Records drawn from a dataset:
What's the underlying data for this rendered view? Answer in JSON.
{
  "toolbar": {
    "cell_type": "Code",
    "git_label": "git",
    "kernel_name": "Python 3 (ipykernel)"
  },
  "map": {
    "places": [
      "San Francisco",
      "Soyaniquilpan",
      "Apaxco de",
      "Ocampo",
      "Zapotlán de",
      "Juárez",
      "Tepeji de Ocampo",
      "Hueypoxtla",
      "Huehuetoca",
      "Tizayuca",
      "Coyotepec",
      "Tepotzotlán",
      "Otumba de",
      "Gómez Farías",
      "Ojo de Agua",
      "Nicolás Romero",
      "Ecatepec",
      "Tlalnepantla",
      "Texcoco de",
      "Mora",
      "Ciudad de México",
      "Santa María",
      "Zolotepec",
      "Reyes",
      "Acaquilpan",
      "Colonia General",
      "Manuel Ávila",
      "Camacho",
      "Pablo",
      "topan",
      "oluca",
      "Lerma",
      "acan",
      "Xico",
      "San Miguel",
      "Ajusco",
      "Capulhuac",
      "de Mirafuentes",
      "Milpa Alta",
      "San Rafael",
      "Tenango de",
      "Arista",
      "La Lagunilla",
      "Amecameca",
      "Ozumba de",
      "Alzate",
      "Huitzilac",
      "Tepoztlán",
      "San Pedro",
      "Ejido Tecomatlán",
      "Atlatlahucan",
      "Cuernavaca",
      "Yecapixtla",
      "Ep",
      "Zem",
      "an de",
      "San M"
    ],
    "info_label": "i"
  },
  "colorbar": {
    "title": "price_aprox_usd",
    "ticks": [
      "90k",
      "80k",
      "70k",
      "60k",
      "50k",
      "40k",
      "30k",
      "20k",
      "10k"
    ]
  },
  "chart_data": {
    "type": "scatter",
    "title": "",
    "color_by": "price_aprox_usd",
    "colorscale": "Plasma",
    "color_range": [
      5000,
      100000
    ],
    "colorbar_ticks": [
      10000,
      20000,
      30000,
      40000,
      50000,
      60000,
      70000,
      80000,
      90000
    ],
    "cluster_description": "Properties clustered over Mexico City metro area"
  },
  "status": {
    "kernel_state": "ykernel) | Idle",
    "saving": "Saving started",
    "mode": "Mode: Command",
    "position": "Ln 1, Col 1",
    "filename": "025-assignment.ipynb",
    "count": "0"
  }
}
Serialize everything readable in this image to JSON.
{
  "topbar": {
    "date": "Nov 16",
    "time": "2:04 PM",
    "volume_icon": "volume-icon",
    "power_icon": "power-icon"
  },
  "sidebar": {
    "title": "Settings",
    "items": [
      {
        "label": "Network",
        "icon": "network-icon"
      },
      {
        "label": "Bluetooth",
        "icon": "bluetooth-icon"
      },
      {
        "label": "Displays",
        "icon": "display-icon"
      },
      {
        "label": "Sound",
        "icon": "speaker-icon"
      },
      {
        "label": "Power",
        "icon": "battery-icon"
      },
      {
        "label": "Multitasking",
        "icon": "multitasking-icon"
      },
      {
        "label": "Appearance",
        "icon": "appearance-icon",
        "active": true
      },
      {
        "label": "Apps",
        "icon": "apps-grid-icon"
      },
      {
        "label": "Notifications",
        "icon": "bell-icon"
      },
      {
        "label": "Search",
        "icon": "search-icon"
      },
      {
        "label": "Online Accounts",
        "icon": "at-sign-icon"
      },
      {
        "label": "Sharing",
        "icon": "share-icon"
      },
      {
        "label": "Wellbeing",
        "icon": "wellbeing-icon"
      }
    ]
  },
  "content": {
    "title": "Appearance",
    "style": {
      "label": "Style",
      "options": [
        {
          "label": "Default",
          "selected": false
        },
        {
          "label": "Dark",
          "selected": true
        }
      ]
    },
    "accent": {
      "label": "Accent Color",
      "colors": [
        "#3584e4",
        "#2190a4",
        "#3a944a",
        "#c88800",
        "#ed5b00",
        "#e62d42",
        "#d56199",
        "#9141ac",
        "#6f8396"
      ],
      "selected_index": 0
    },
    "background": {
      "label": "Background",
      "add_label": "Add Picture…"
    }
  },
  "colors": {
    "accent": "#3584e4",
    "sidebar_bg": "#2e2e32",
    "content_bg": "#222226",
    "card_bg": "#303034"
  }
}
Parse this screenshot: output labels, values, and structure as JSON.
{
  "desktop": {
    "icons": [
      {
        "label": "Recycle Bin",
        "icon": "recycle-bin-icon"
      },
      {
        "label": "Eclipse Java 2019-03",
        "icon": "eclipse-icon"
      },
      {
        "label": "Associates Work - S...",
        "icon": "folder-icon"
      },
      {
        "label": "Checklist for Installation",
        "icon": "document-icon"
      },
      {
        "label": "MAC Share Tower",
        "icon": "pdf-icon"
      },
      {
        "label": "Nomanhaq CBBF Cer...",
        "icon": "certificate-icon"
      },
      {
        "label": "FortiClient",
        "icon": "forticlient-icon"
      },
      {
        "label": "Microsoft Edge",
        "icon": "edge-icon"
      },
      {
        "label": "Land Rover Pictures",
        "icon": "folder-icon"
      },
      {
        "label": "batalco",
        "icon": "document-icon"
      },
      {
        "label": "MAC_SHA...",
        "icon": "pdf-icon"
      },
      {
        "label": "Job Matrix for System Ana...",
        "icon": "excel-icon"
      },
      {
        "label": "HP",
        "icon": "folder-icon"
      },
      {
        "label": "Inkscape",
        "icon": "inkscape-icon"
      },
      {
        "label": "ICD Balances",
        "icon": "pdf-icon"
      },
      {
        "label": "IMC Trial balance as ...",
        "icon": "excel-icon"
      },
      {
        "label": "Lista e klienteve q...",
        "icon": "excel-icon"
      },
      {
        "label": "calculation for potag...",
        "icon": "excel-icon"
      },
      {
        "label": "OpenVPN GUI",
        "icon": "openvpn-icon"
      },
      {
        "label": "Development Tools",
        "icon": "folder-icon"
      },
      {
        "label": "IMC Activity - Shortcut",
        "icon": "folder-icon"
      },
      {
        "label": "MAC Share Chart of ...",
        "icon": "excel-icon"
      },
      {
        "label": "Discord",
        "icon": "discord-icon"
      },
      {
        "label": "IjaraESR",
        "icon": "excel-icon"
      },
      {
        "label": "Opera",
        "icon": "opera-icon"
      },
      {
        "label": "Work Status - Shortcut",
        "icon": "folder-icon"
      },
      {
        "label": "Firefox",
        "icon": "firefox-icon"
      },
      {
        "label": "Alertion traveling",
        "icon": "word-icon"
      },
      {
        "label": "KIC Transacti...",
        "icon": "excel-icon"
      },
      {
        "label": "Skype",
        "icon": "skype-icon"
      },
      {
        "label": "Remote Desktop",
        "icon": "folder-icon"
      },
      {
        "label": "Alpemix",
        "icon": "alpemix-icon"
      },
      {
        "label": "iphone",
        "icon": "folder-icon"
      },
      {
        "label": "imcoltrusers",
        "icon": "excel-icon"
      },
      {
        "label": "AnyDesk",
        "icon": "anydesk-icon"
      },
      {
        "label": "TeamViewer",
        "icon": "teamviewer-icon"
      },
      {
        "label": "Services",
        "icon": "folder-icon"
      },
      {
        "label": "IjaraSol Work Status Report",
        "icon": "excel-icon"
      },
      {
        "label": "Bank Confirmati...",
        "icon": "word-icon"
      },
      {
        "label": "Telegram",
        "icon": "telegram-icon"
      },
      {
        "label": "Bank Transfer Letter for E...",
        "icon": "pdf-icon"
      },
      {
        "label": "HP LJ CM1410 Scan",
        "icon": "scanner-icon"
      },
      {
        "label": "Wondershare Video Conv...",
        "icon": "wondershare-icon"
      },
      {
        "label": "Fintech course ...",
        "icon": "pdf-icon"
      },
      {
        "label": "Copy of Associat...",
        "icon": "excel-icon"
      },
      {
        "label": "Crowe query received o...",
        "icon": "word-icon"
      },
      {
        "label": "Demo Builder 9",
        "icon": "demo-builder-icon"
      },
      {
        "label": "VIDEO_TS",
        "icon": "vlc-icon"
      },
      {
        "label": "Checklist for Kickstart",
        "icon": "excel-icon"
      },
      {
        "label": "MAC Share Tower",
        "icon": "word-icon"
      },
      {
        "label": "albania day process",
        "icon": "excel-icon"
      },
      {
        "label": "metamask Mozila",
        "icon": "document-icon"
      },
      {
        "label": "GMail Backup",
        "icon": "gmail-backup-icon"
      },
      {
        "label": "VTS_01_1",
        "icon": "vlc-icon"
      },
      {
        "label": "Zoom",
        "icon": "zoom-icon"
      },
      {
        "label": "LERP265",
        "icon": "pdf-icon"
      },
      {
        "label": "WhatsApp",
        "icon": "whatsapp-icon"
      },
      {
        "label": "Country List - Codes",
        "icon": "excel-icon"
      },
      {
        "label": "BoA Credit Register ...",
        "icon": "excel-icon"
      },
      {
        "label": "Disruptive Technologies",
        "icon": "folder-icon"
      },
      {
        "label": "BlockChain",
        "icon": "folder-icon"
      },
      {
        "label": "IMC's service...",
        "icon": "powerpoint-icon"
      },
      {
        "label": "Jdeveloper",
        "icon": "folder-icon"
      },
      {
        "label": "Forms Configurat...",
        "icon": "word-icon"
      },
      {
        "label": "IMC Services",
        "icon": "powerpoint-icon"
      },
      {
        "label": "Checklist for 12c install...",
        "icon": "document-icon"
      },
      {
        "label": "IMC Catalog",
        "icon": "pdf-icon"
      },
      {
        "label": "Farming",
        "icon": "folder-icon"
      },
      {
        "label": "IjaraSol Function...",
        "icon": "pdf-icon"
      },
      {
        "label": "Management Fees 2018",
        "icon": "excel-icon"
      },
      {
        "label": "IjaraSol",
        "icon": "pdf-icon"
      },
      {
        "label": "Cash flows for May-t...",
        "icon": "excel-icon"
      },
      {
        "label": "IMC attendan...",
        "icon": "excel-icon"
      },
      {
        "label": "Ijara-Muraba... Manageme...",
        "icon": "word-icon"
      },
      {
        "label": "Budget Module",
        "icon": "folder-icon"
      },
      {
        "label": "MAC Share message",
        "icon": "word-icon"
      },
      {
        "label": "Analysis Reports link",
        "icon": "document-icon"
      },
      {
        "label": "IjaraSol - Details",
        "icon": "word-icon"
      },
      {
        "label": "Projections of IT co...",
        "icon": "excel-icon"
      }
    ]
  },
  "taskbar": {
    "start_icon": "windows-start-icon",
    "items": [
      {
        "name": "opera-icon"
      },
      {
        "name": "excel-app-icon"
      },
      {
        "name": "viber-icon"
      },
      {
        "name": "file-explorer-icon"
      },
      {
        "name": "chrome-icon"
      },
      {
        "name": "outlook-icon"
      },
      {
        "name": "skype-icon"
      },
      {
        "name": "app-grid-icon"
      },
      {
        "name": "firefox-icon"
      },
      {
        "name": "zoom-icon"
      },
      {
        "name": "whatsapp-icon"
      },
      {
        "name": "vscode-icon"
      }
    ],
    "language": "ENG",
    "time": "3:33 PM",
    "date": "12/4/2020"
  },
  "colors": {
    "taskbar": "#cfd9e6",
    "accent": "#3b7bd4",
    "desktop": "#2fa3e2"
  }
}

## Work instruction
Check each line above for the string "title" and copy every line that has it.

## Answer below
    "title": "price_aprox_usd",
    "title": "",
    "title": "Settings",
    "title": "Appearance",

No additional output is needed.